== What is needed ==
Look through the data below. Collect every line where the word "placeholder" occurs.

== Dataset ==
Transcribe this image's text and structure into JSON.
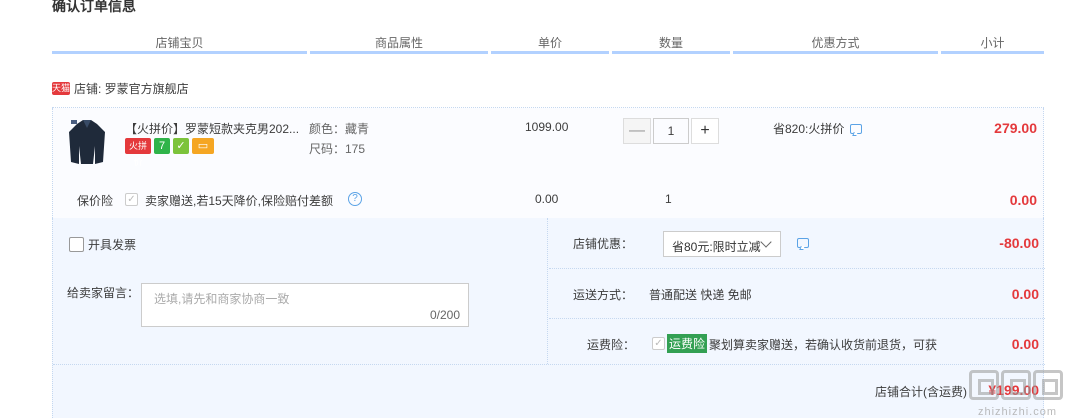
{
  "section_title": "确认订单信息",
  "headers": [
    "店铺宝贝",
    "商品属性",
    "单价",
    "数量",
    "优惠方式",
    "小计"
  ],
  "shop": {
    "icon_text": "天猫",
    "label": "店铺: 罗蒙官方旗舰店"
  },
  "item": {
    "title": "【火拼价】罗蒙短款夹克男202...",
    "badges": [
      {
        "text": "火拼价",
        "color": "#e4393c"
      },
      {
        "text": "7",
        "color": "#2fb44a"
      },
      {
        "text": "✓",
        "color": "#7cc33b"
      },
      {
        "text": "▭",
        "color": "#f5a623"
      }
    ],
    "color_attr": "颜色：藏青",
    "size_attr": "尺码：175",
    "unit_price": "1099.00",
    "qty_minus": "—",
    "qty": "1",
    "qty_plus": "+",
    "promo": "省820:火拼价",
    "subtotal": "279.00"
  },
  "insurance": {
    "label": "保价险",
    "check": "✓",
    "text": "卖家赠送,若15天降价,保险赔付差额",
    "help": "?",
    "price": "0.00",
    "qty": "1",
    "subtotal": "0.00"
  },
  "invoice": {
    "label": "开具发票"
  },
  "message": {
    "label": "给卖家留言：",
    "placeholder": "选填,请先和商家协商一致",
    "count": "0/200"
  },
  "shop_discount": {
    "label": "店铺优惠：",
    "selected": "省80元:限时立减",
    "amount": "-80.00"
  },
  "shipping": {
    "label": "运送方式：",
    "value": "普通配送 快递 免邮",
    "amount": "0.00"
  },
  "freight_insurance": {
    "label": "运费险：",
    "check": "✓",
    "tag": "运费险",
    "text": "聚划算卖家赠送，若确认收货前退货，可获",
    "amount": "0.00"
  },
  "total": {
    "label": "店铺合计(含运费)",
    "value": "¥199.00"
  },
  "watermark": "zhizhizhi.com",
  "colors": {
    "header_underline": "#b2d1ff",
    "price_red": "#e4393c",
    "panel_bg": "#f2f7ff",
    "freight_tag": "#33a053"
  }
}
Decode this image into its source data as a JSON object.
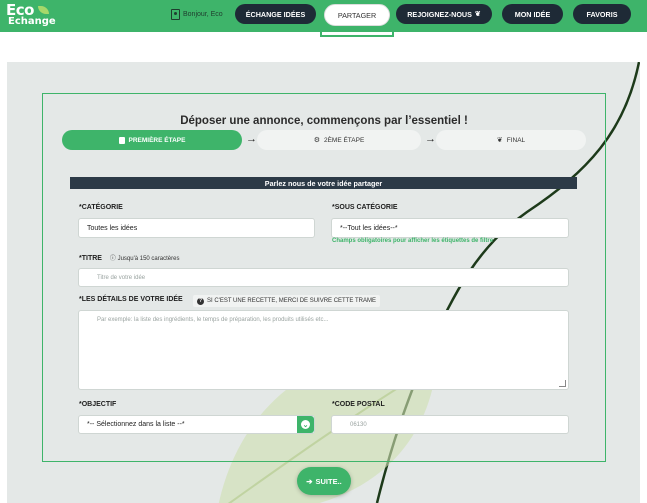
{
  "brand": {
    "line1": "Eco",
    "line2": "Echange"
  },
  "header": {
    "greeting": "Bonjour, Eco",
    "nav": [
      {
        "label": "ÉCHANGE IDÉES"
      },
      {
        "label": "PARTAGER"
      },
      {
        "label": "REJOIGNEZ-NOUS"
      },
      {
        "label": "MON IDÉE"
      },
      {
        "label": "FAVORIS"
      }
    ],
    "active": "PARTAGER"
  },
  "form": {
    "title": "Déposer une annonce, commençons par l’essentiel !",
    "steps": [
      {
        "label": "PREMIÈRE ÉTAPE",
        "icon": "clipboard-icon"
      },
      {
        "label": "2ÈME ÉTAPE",
        "icon": "gear-icon"
      },
      {
        "label": "FINAL",
        "icon": "sprout-icon"
      }
    ],
    "section_title": "Parlez nous de votre idée partager",
    "category": {
      "label": "*CATÉGORIE",
      "value": "Toutes les idées"
    },
    "subcategory": {
      "label": "*SOUS CATÉGORIE",
      "value": "*--Tout les idées--*",
      "note": "Champs obligatoires pour afficher les étiquettes de filtre"
    },
    "title_field": {
      "label": "*TITRE",
      "hint": "Jusqu'à 150 caractères",
      "placeholder": "Titre de votre idée"
    },
    "details": {
      "label": "*LES DÉTAILS DE VOTRE IDÉE",
      "badge": "SI C'EST UNE RECETTE, MERCI DE SUIVRE CETTE TRAME",
      "placeholder": "Par exemple: la liste des ingrédients, le temps de préparation, les produits utilisés etc..."
    },
    "objective": {
      "label": "*OBJECTIF",
      "value": "*-- Sélectionnez dans la liste --*"
    },
    "postal": {
      "label": "*CODE POSTAL",
      "placeholder": "06130"
    },
    "next_button": "SUITE.."
  },
  "colors": {
    "accent": "#3eb46a",
    "dark": "#1e2a36",
    "panel": "#e4e8e7"
  }
}
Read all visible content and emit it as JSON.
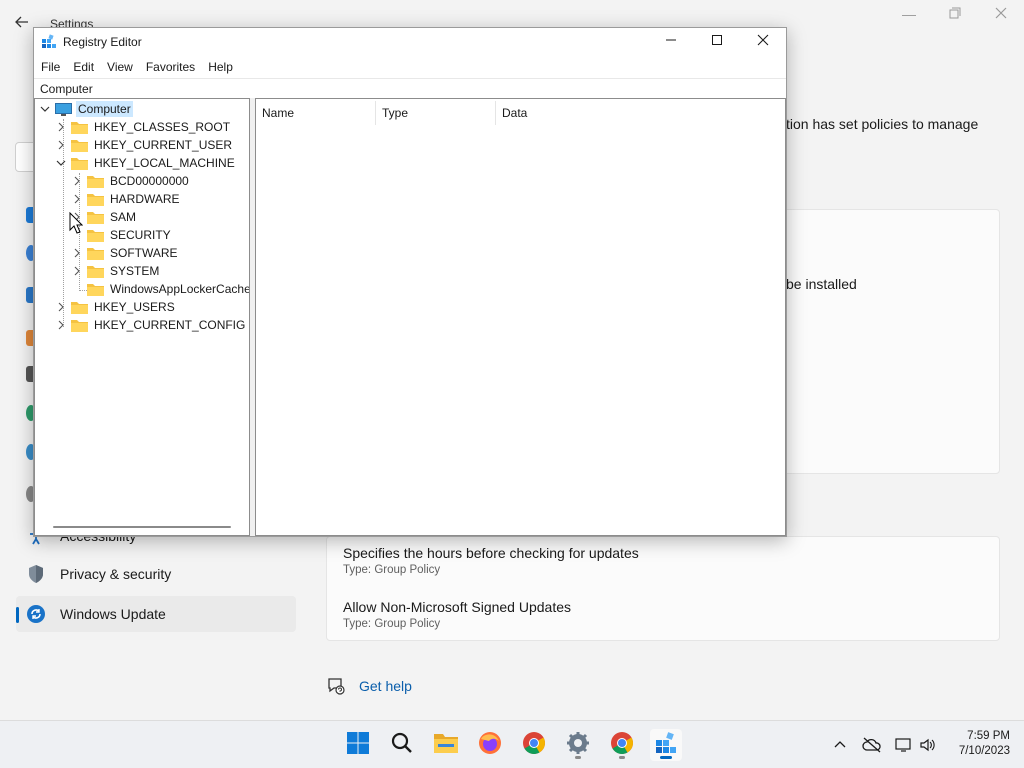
{
  "settings": {
    "title": "Settings",
    "policy_text": "tion has set policies to manage",
    "install_text": "be installed",
    "sidebar": [
      {
        "label": "Accessibility",
        "icon": "accessibility-icon"
      },
      {
        "label": "Privacy & security",
        "icon": "shield-icon"
      },
      {
        "label": "Windows Update",
        "icon": "windows-update-icon"
      }
    ],
    "policies": [
      {
        "title": "Specifies the hours before checking for updates",
        "type": "Type: Group Policy"
      },
      {
        "title": "Allow Non-Microsoft Signed Updates",
        "type": "Type: Group Policy"
      }
    ],
    "get_help": "Get help"
  },
  "regedit": {
    "title": "Registry Editor",
    "menu": [
      "File",
      "Edit",
      "View",
      "Favorites",
      "Help"
    ],
    "address": "Computer",
    "tree": [
      {
        "label": "Computer",
        "expanded": true
      },
      {
        "label": "HKEY_CLASSES_ROOT"
      },
      {
        "label": "HKEY_CURRENT_USER"
      },
      {
        "label": "HKEY_LOCAL_MACHINE",
        "expanded": true
      },
      {
        "label": "BCD00000000"
      },
      {
        "label": "HARDWARE"
      },
      {
        "label": "SAM"
      },
      {
        "label": "SECURITY"
      },
      {
        "label": "SOFTWARE"
      },
      {
        "label": "SYSTEM"
      },
      {
        "label": "WindowsAppLockerCache"
      },
      {
        "label": "HKEY_USERS"
      },
      {
        "label": "HKEY_CURRENT_CONFIG"
      }
    ],
    "columns": [
      "Name",
      "Type",
      "Data"
    ]
  },
  "taskbar": {
    "apps": [
      "start-icon",
      "search-icon",
      "file-explorer-icon",
      "firefox-icon",
      "chrome-icon",
      "settings-icon",
      "chrome-icon",
      "registry-editor-icon"
    ],
    "time": "7:59 PM",
    "date": "7/10/2023"
  },
  "colors": {
    "accent": "#0067c0",
    "folder": "#f5c342",
    "selection": "#cce8ff"
  }
}
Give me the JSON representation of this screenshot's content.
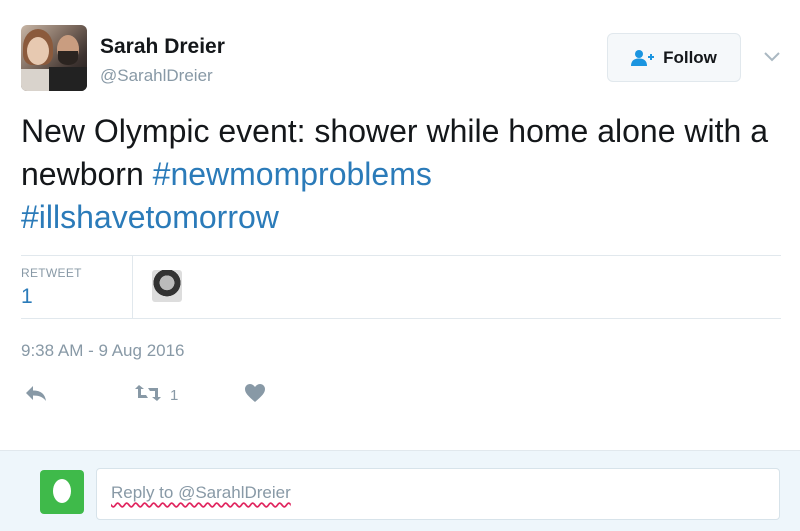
{
  "user": {
    "name": "Sarah Dreier",
    "handle": "@SarahlDreier"
  },
  "follow_button": {
    "label": "Follow"
  },
  "tweet": {
    "text_plain": "New Olympic event: shower while home alone with a newborn ",
    "hashtag1": "#newmomproblems",
    "hashtag2": "#illshavetomorrow",
    "timestamp": "9:38 AM - 9 Aug 2016"
  },
  "stats": {
    "retweet_label": "RETWEET",
    "retweet_count": "1"
  },
  "actions": {
    "retweet_count": "1"
  },
  "reply": {
    "placeholder": "Reply to @SarahlDreier"
  },
  "colors": {
    "hashtag": "#2b7bb9",
    "muted": "#8899a6",
    "reply_avatar": "#3fba4a",
    "reply_bg": "#eef6fb"
  },
  "icons": [
    "user-follow-icon",
    "chevron-down-icon",
    "reply-icon",
    "retweet-icon",
    "heart-icon",
    "egg-icon"
  ]
}
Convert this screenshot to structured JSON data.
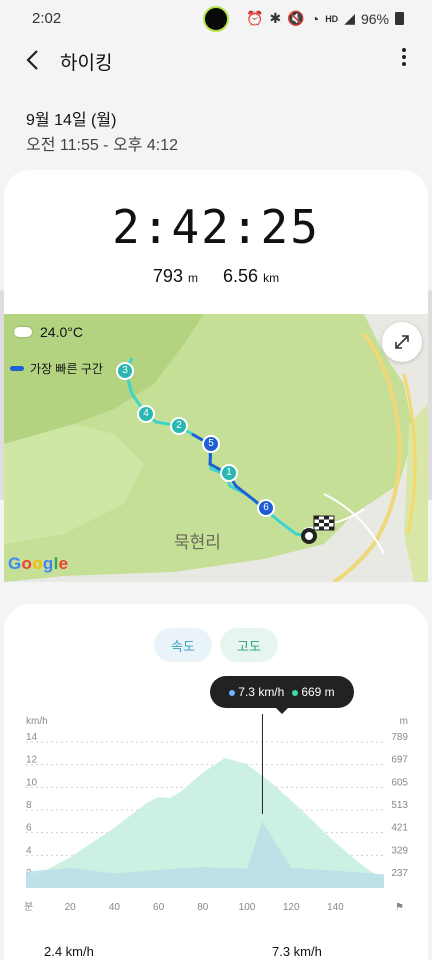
{
  "status": {
    "time": "2:02",
    "battery": "96%",
    "icons": [
      "alarm-icon",
      "bluetooth-icon",
      "mute-icon",
      "wifi-icon",
      "hd-icon",
      "signal-icon",
      "battery-icon"
    ]
  },
  "appbar": {
    "title": "하이킹"
  },
  "session": {
    "date": "9월 14일 (월)",
    "time_range": "오전 11:55 - 오후 4:12"
  },
  "summary": {
    "duration": "2:42:25",
    "elevation_value": "793",
    "elevation_unit": "m",
    "distance_value": "6.56",
    "distance_unit": "km"
  },
  "map": {
    "temperature": "24.0°C",
    "legend_label": "가장 빠른 구간",
    "place_label": "묵현리",
    "google_label": "Google",
    "waypoints": [
      "3",
      "4",
      "2",
      "5",
      "1",
      "6"
    ]
  },
  "chart_tabs": [
    "속도",
    "고도"
  ],
  "tooltip": {
    "speed": "7.3 km/h",
    "altitude": "669 m"
  },
  "chart_data": {
    "type": "area",
    "x_unit_label": "분",
    "x_ticks": [
      "20",
      "40",
      "60",
      "80",
      "100",
      "120",
      "140"
    ],
    "xlim": [
      0,
      162
    ],
    "left_axis_label": "km/h",
    "left_ticks": [
      "14",
      "12",
      "10",
      "8",
      "6",
      "4",
      "2"
    ],
    "right_axis_label": "m",
    "right_ticks": [
      "789",
      "697",
      "605",
      "513",
      "421",
      "329",
      "237"
    ],
    "series": [
      {
        "name": "고도",
        "unit": "m",
        "x": [
          0,
          20,
          40,
          55,
          60,
          65,
          70,
          80,
          90,
          100,
          110,
          120,
          130,
          140,
          150,
          162
        ],
        "values": [
          180,
          290,
          430,
          550,
          575,
          570,
          600,
          690,
          760,
          730,
          650,
          560,
          460,
          360,
          270,
          180
        ]
      },
      {
        "name": "속도",
        "unit": "km/h",
        "x": [
          0,
          20,
          40,
          60,
          80,
          100,
          107,
          120,
          140,
          162
        ],
        "values": [
          1.8,
          2.2,
          1.6,
          2.0,
          2.3,
          2.1,
          7.3,
          2.2,
          1.9,
          1.5
        ]
      }
    ],
    "cursor_x": 107,
    "colors": {
      "altitude_fill": "#c6f0df",
      "speed_fill": "#b9dfe7",
      "accent": "#1f5fd6"
    }
  },
  "bottom_stats": {
    "avg_speed": "2.4 km/h",
    "max_speed": "7.3 km/h"
  }
}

== Response to the task ==
    "placeholder": "选填,请先和商家协商一致",
      "placeholder": "Titre de votre idée"
      "placeholder": "Par exemple: la liste des ingrédients, le temps de préparation, les produits utilisés etc..."
      "placeholder": "06130"
    "placeholder": "Reply to @SarahlDreier"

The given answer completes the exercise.